Over at the Pol, I’ve been trying to answer the question: how long until robots take Brussels lobbyists’ expense accounts? Software. It’s eating the world, they say. You may already have guessed that this is a reprise of Project Lobster, and you’d be right. The inputs are the European Transparency Register, which lists lobbyists and their clients, the Commissioners’ and staffers’ registers of matters (like so), and the survey I administered to readers here. 157 of you responded, for which I am truly thankful.
I used NetworkX, the network analysis library from the great folks at Los Alamos – is that more or less creepy/cool than CreepyDB, sorry, Gaffer? – and a lot of my own work. Having downloaded the transparency register, made it into a two-way hash table, and scraped all the data from the meetings register, I could create some NetworkX graphs and store them. I then wrote a command-line utility to read out key metrics from them.
The metrics I was particularly interested in are as follows:
Weighted network degree. This is just the count of meetings a given node (commissioner, staffer, lobbyist, or lobby) had, multiplied by any weighting applied to reflect the relative importance of meetings. I used the survey results, normalised as percentages of the average result, to weight the different hierarchical ranks (e.g. commissioner, vice-president, member of cabinet) and functional jobs (e.g. competition, transport). I further divided this weighting by the number of lobbies present at the meeting and applied it on a per-edge (NetworkX terminology for a link) basis.
Shortest-path betweenness centrality. This is defined as the fraction of all the most direct routes through the network, using the edge weightings as distances between nodes, that pass through a given node x. What it tells you is how central Mr X is in the network.
Gatekeepership. This is one I invented, and it’s the ratio of the average weighted network degree of people who met node x to the network-wide average – basically, it’s like Value Over Replacement Player for lobbyists, although I was unaware of VORP at the time. It tells you about the extra influence Mr X gives the people they meet relative to the typical node.

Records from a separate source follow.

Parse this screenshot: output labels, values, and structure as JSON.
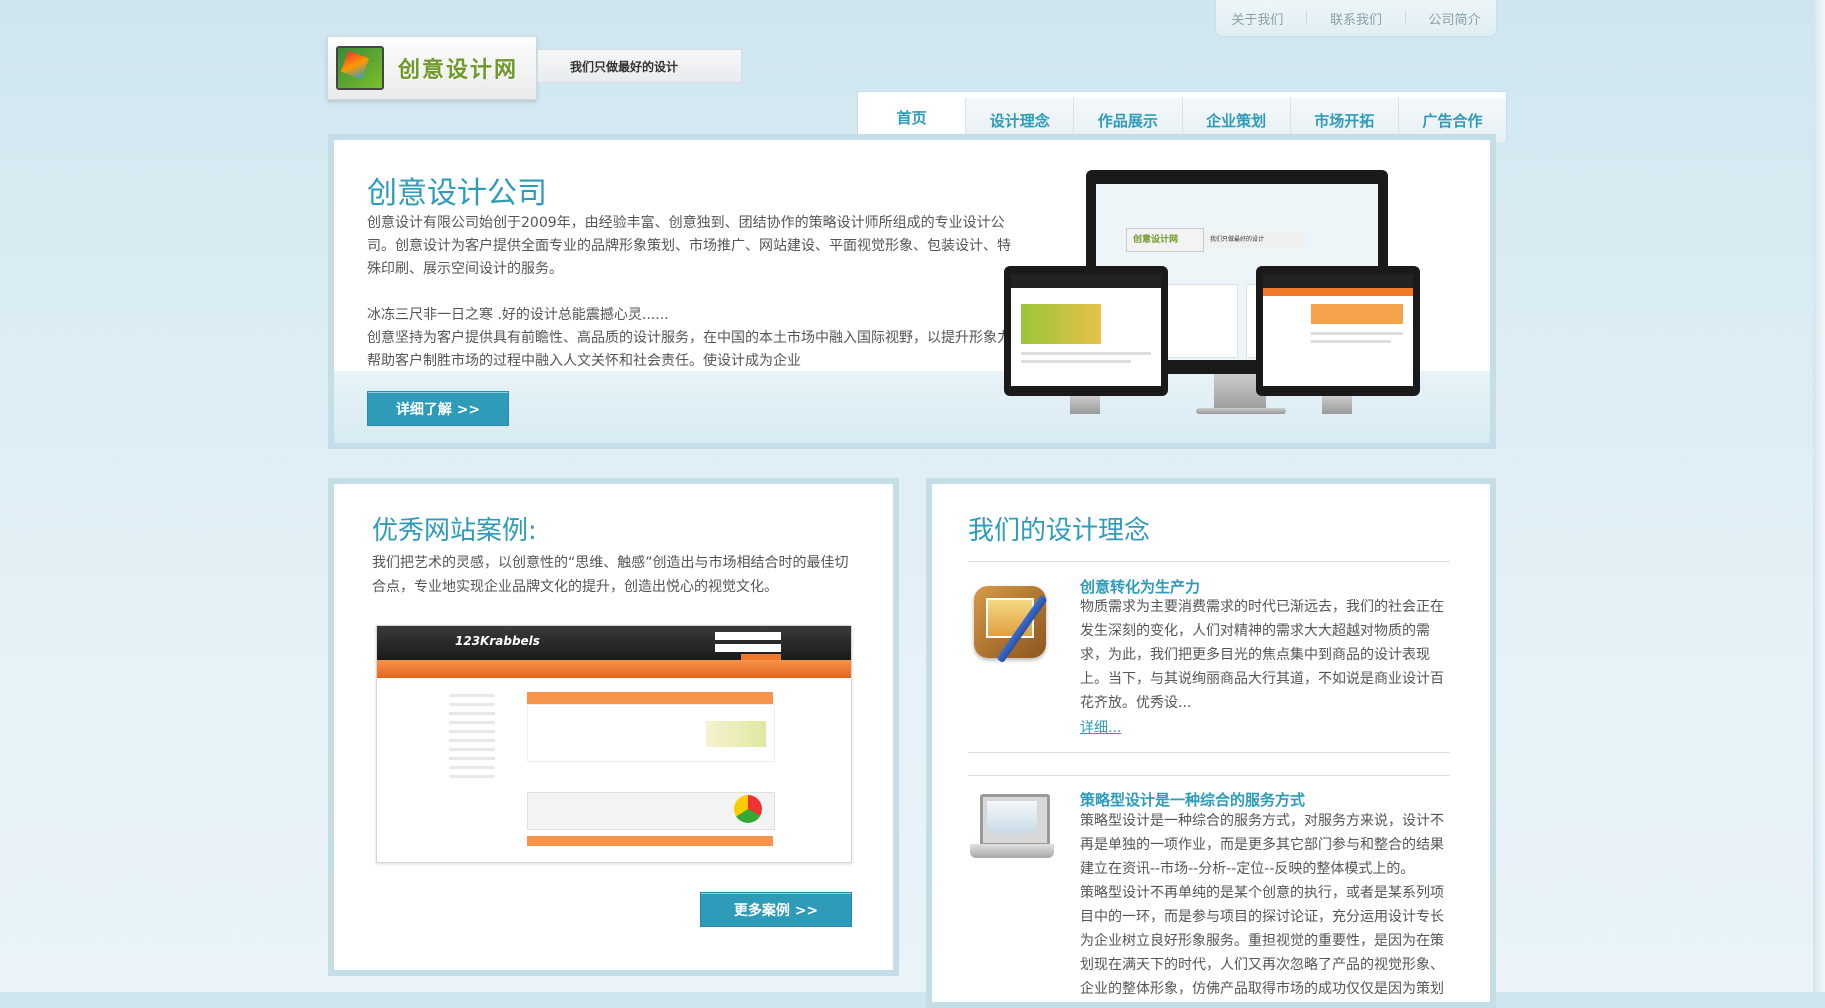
{
  "top_links": [
    "关于我们",
    "联系我们",
    "公司简介"
  ],
  "logo": {
    "text": "创意设计网"
  },
  "slogan": "我们只做最好的设计",
  "nav": [
    "首页",
    "设计理念",
    "作品展示",
    "企业策划",
    "市场开拓",
    "广告合作"
  ],
  "hero": {
    "title": "创意设计公司",
    "p1": "创意设计有限公司始创于2009年，由经验丰富、创意独到、团结协作的策略设计师所组成的专业设计公司。创意设计为客户提供全面专业的品牌形象策划、市场推广、网站建设、平面视觉形象、包装设计、特殊印刷、展示空间设计的服务。",
    "p2": "冰冻三尺非一日之寒 .好的设计总能震撼心灵......",
    "p3": "创意坚持为客户提供具有前瞻性、高品质的设计服务，在中国的本土市场中融入国际视野，以提升形象力帮助客户制胜市场的过程中融入人文关怀和社会责任。使设计成为企业",
    "button": "详细了解 >>",
    "screen_logo": "创意设计网",
    "screen_slogan": "我们只做最好的设计"
  },
  "cases": {
    "title": "优秀网站案例:",
    "desc": "我们把艺术的灵感，以创意性的“思维、触感”创造出与市场相结合时的最佳切合点，专业地实现企业品牌文化的提升，创造出悦心的视觉文化。",
    "screenshot_brand": "123Krabbels",
    "button": "更多案例 >>"
  },
  "ideas": {
    "title": "我们的设计理念",
    "items": [
      {
        "title": "创意转化为生产力",
        "body": "物质需求为主要消费需求的时代已渐远去，我们的社会正在发生深刻的变化，人们对精神的需求大大超越对物质的需求，为此，我们把更多目光的焦点集中到商品的设计表现上。当下，与其说绚丽商品大行其道，不如说是商业设计百花齐放。优秀设...",
        "more": "详细..."
      },
      {
        "title": "策略型设计是一种综合的服务方式",
        "body1": "策略型设计是一种综合的服务方式，对服务方来说，设计不再是单独的一项作业，而是更多其它部门参与和整合的结果建立在资讯--市场--分析--定位--反映的整体模式上的。",
        "body2": "策略型设计不再单纯的是某个创意的执行，或者是某系列项目中的一环，而是参与项目的探讨论证，充分运用设计专长为企业树立良好形象服务。重担视觉的重要性，是因为在策划现在满天下的时代，人们又再次忽略了产品的视觉形象、企业的整体形象，仿佛产品取得市场的成功仅仅是因为策划"
      }
    ]
  },
  "colors": {
    "accent": "#2e9bb8",
    "border": "#c5dde7"
  }
}
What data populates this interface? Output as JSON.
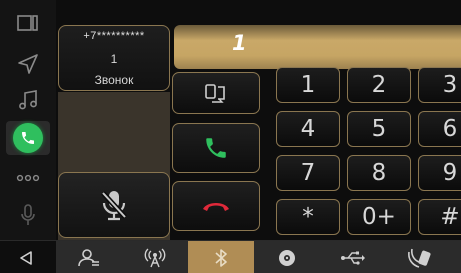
{
  "caller": {
    "number": "+7**********",
    "count": "1",
    "label": "Звонок"
  },
  "dial_entry": "1",
  "keypad": [
    {
      "label": "1",
      "name": "key-1"
    },
    {
      "label": "2",
      "name": "key-2"
    },
    {
      "label": "3",
      "name": "key-3"
    },
    {
      "label": "4",
      "name": "key-4"
    },
    {
      "label": "5",
      "name": "key-5"
    },
    {
      "label": "6",
      "name": "key-6"
    },
    {
      "label": "7",
      "name": "key-7"
    },
    {
      "label": "8",
      "name": "key-8"
    },
    {
      "label": "9",
      "name": "key-9"
    },
    {
      "label": "*",
      "name": "key-star"
    },
    {
      "label": "0+",
      "name": "key-0"
    },
    {
      "label": "#",
      "name": "key-hash"
    }
  ],
  "sidebar": [
    "screen-mode-icon",
    "navigation-icon",
    "music-icon",
    "phone-icon",
    "more-icon",
    "voice-icon"
  ],
  "bottom_tabs": [
    "contacts-icon",
    "radio-icon",
    "bluetooth-icon",
    "disc-icon",
    "usb-icon",
    "phone-connect-icon"
  ],
  "active_tab": "bluetooth-icon",
  "colors": {
    "accent": "#b08d55",
    "call_green": "#2fbf5e",
    "end_red": "#e0293a",
    "border": "#8a7650"
  }
}
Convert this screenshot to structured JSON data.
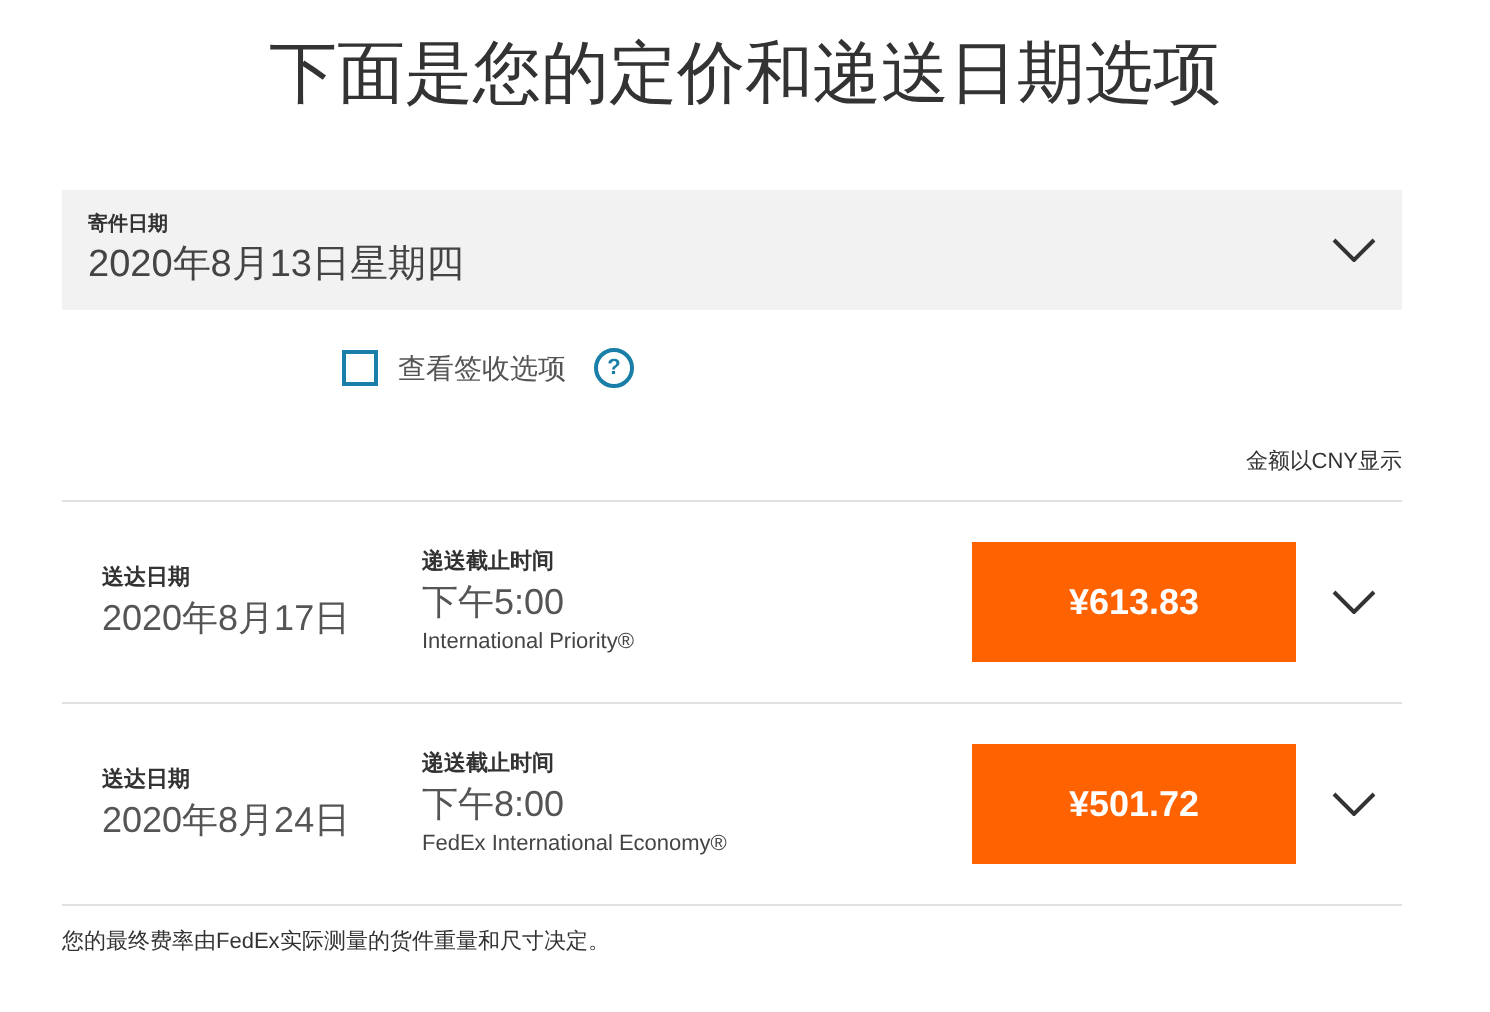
{
  "title": "下面是您的定价和递送日期选项",
  "ship_date": {
    "label": "寄件日期",
    "value": "2020年8月13日星期四"
  },
  "signature_option": {
    "label": "查看签收选项",
    "checked": false,
    "help": "?"
  },
  "currency_note": "金额以CNY显示",
  "rates": [
    {
      "date_label": "送达日期",
      "date": "2020年8月17日",
      "time_label": "递送截止时间",
      "time": "下午5:00",
      "service": "International Priority®",
      "price": "¥613.83",
      "expanded": false
    },
    {
      "date_label": "送达日期",
      "date": "2020年8月24日",
      "time_label": "递送截止时间",
      "time": "下午8:00",
      "service": "FedEx International Economy®",
      "price": "¥501.72",
      "expanded": false
    }
  ],
  "footnote": "您的最终费率由FedEx实际测量的货件重量和尺寸决定。"
}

Greedy_Fragile. This is the really creepy one, developed by West Point to optimise drone targeting against terrorist networks. It arose from the insight that killing off the most central individuals tended to cause the network to become radically flatter and more decentralised, and therefore harder to target. Instead it might be better to whack lesser power-centres in the network, so as to render it more centralised and therefore, brittle.

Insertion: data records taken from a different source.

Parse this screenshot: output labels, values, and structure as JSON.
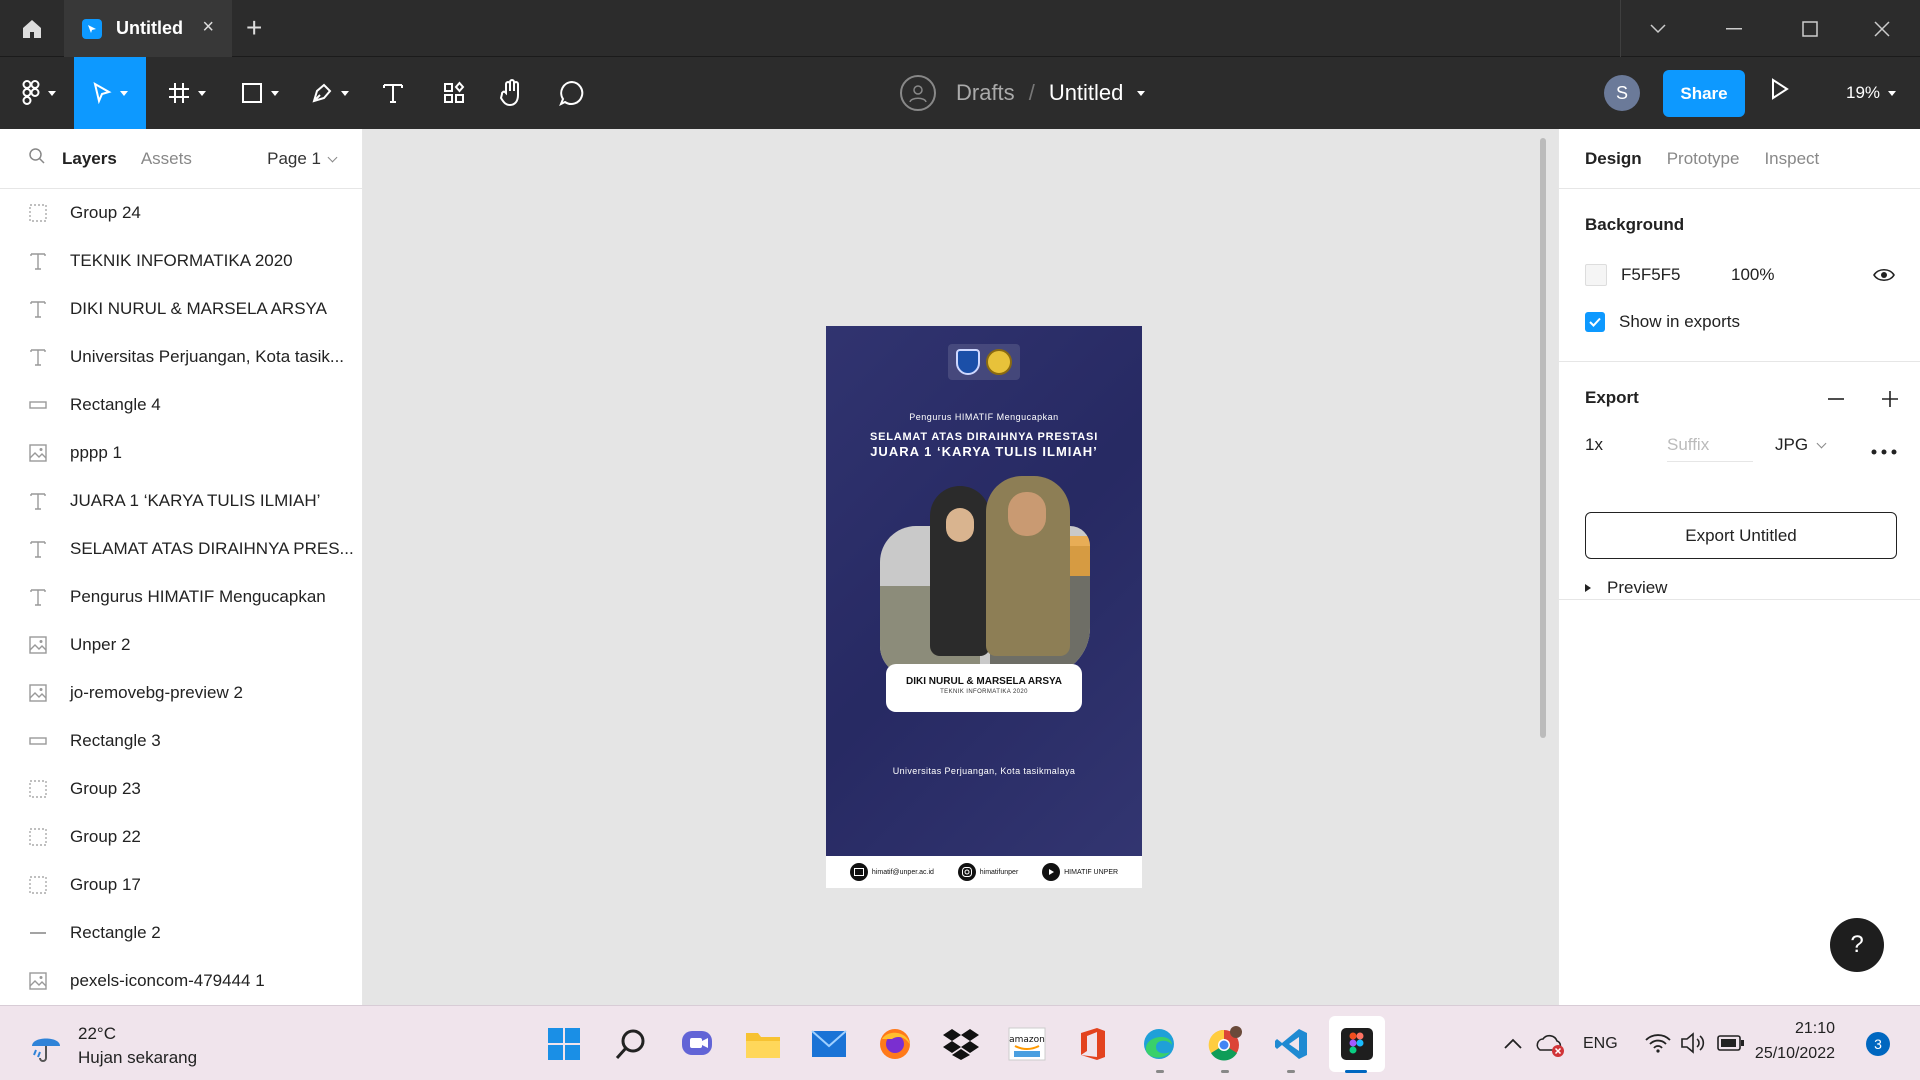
{
  "titlebar": {
    "tab_title": "Untitled",
    "tab_close": "×",
    "new_tab": "+"
  },
  "toolbar": {
    "breadcrumb_drafts": "Drafts",
    "breadcrumb_slash": "/",
    "file_title": "Untitled",
    "user_initial": "S",
    "share_label": "Share",
    "zoom": "19%"
  },
  "left_panel": {
    "tab_layers": "Layers",
    "tab_assets": "Assets",
    "page": "Page 1",
    "layers": [
      {
        "icon": "group-icon",
        "label": "Group 24"
      },
      {
        "icon": "text-icon",
        "label": "TEKNIK INFORMATIKA 2020"
      },
      {
        "icon": "text-icon",
        "label": "DIKI NURUL & MARSELA ARSYA"
      },
      {
        "icon": "text-icon",
        "label": "Universitas Perjuangan, Kota tasik..."
      },
      {
        "icon": "rectangle-icon",
        "label": "Rectangle 4"
      },
      {
        "icon": "image-icon",
        "label": "pppp 1"
      },
      {
        "icon": "text-icon",
        "label": "JUARA 1 ‘KARYA TULIS ILMIAH’"
      },
      {
        "icon": "text-icon",
        "label": "SELAMAT ATAS DIRAIHNYA PRES..."
      },
      {
        "icon": "text-icon",
        "label": "Pengurus HIMATIF Mengucapkan"
      },
      {
        "icon": "image-icon",
        "label": "Unper 2"
      },
      {
        "icon": "image-icon",
        "label": "jo-removebg-preview 2"
      },
      {
        "icon": "rectangle-icon",
        "label": "Rectangle 3"
      },
      {
        "icon": "group-icon",
        "label": "Group 23"
      },
      {
        "icon": "group-icon",
        "label": "Group 22"
      },
      {
        "icon": "group-icon",
        "label": "Group 17"
      },
      {
        "icon": "line-icon",
        "label": "Rectangle 2"
      },
      {
        "icon": "image-icon",
        "label": "pexels-iconcom-479444 1"
      }
    ]
  },
  "poster": {
    "subtitle": "Pengurus HIMATIF Mengucapkan",
    "line1": "SELAMAT ATAS DIRAIHNYA PRESTASI",
    "line2": "JUARA 1 ‘KARYA TULIS ILMIAH’",
    "names": "DIKI NURUL & MARSELA ARSYA",
    "dept": "TEKNIK INFORMATIKA 2020",
    "univ": "Universitas Perjuangan, Kota tasikmalaya",
    "email": "himatif@unper.ac.id",
    "instagram": "himatifunper",
    "youtube": "HIMATIF UNPER",
    "background_color": "#2a2d6b"
  },
  "right_panel": {
    "tab_design": "Design",
    "tab_prototype": "Prototype",
    "tab_inspect": "Inspect",
    "background_title": "Background",
    "bg_hex": "F5F5F5",
    "bg_opacity": "100%",
    "show_in_exports": "Show in exports",
    "show_in_exports_checked": true,
    "export_title": "Export",
    "export_scale": "1x",
    "export_suffix_placeholder": "Suffix",
    "export_format": "JPG",
    "export_button": "Export Untitled",
    "preview_label": "Preview",
    "help": "?"
  },
  "taskbar": {
    "temperature": "22°C",
    "weather": "Hujan sekarang",
    "lang": "ENG",
    "time": "21:10",
    "date": "25/10/2022",
    "notifications": "3",
    "amazon_label": "amazon"
  },
  "colors": {
    "accent": "#0d99ff",
    "chrome": "#2c2c2c",
    "canvas": "#e5e5e5"
  }
}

It measures how much more or less centralised you make the whole network, being defined as the change in network-wide average centrality if node x is removed. This is why Al-Qa’ida No.3 is such a notoriously dangerous job. The intuition from it is whether someone tends to be an attractor in their own right, or a pillar of the overall structure.
After a lot of hacking painfully about and remembering how much Python I’d forgotten, I got results. Unfortunately, I’d made a seriously unwise assumption, that commissioners and staffers had unique names. Lobbyists do seem to be de-duplicated, but their targets are not. In fact they’re not even up to date or spelled consistently. This resulted in a race-condition: depending on who got scraped first, either all the DG Trade official Jonathan Hill’s meetings would be credited to the Financial Services Commissioner Jonathan Hill, or vice versa.
For a long sad moment I thought I’d discovered something funny. The less important Hill is massively lobbied because people think he’s the more important one! Then I realised the problem, and set about a completely new implementation. I was by this point back in practice, and it took me a day and a half to program it, re-run everything, repeat the data analysis, and rewrite the piece.
The results? Well, you can read them in the Pol. If you’re a masochist you can download all the code here. But if I was a lobbyist I might be thinking about learning to code. It’s the future. They said.